++++ PROVIDED MATERIAL

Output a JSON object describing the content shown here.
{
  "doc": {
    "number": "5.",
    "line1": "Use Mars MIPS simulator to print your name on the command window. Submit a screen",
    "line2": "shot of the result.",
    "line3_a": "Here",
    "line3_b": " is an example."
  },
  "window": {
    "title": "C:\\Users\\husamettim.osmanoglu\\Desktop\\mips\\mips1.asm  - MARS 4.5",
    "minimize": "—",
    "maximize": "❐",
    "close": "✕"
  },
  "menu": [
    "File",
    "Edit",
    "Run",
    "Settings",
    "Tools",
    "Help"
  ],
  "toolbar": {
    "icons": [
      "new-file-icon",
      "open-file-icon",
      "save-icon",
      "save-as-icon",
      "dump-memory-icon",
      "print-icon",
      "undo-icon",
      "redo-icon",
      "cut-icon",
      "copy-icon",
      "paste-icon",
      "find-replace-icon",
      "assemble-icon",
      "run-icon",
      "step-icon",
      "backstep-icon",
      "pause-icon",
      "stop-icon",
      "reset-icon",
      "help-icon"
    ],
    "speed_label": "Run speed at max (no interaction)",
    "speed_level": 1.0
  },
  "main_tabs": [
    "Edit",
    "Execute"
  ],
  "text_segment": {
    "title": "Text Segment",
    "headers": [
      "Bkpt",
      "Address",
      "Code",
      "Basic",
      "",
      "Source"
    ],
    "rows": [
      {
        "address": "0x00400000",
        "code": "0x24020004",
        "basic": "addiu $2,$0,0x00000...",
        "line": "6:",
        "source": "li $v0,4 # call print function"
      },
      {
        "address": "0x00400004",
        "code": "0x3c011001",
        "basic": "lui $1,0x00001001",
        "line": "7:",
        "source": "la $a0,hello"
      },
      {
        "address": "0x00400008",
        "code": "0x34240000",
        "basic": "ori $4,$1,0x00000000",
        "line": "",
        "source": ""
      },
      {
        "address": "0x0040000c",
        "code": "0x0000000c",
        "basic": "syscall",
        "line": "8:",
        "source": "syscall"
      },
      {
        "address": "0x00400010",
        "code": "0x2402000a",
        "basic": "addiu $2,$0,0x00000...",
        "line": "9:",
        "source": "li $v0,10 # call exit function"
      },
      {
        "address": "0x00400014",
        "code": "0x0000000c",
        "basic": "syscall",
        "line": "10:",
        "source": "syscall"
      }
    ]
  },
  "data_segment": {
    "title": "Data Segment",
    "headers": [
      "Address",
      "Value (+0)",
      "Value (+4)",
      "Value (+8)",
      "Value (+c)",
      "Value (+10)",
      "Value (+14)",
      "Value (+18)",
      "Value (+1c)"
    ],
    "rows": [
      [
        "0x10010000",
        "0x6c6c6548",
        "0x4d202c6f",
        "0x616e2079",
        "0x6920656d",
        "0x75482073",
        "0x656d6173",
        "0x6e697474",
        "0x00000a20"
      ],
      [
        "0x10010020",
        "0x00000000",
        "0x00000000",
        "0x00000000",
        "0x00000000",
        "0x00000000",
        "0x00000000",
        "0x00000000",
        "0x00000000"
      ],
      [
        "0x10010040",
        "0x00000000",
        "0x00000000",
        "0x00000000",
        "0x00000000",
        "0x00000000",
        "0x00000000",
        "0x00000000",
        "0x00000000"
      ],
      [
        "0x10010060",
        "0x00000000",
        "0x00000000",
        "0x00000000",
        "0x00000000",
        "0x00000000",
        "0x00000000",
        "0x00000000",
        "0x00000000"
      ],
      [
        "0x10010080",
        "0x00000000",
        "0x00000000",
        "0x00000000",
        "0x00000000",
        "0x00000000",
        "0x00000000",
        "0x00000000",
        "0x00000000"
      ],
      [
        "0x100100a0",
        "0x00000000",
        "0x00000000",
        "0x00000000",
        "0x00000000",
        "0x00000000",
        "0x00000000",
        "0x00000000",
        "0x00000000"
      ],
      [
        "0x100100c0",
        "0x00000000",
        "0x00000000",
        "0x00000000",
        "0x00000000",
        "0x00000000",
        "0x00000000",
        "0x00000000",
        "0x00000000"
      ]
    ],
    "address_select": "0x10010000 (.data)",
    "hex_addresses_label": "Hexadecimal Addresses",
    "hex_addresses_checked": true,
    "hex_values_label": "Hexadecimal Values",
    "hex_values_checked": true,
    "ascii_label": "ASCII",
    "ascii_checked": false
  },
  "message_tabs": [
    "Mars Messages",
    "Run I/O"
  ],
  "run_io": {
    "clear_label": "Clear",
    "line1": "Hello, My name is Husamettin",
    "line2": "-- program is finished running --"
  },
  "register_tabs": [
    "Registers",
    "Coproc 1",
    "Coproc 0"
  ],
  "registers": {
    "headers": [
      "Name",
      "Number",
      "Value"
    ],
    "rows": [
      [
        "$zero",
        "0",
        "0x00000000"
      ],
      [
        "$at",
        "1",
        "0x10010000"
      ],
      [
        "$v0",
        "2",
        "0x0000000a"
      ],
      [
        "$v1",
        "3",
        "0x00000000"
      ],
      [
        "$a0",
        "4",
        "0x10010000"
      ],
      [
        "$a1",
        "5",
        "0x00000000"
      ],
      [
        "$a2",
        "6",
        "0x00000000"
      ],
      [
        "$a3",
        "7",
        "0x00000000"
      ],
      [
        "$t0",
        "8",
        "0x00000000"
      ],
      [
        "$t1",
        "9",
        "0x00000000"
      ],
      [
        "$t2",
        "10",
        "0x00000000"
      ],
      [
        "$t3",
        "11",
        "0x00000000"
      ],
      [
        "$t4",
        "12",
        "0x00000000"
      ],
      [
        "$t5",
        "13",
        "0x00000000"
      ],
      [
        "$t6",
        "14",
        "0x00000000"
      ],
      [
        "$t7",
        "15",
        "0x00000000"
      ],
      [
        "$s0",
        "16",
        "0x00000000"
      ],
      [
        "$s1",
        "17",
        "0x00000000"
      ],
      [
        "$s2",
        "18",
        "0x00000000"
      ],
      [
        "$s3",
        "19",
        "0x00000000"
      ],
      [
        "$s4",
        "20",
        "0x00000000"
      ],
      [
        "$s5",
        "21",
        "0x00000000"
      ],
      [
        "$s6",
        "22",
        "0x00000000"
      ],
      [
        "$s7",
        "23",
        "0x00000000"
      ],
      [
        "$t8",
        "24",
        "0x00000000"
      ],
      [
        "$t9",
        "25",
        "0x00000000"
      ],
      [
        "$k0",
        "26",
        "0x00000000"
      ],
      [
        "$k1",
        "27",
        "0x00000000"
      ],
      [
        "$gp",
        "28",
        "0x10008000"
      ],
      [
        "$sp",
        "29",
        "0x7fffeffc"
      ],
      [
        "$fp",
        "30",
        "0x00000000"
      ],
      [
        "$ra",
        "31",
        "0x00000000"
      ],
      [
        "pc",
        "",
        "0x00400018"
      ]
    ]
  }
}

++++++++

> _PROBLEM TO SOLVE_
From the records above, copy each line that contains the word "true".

> _YOUR RESPONSE_
    "hex_addresses_checked": true,
    "hex_values_checked": true,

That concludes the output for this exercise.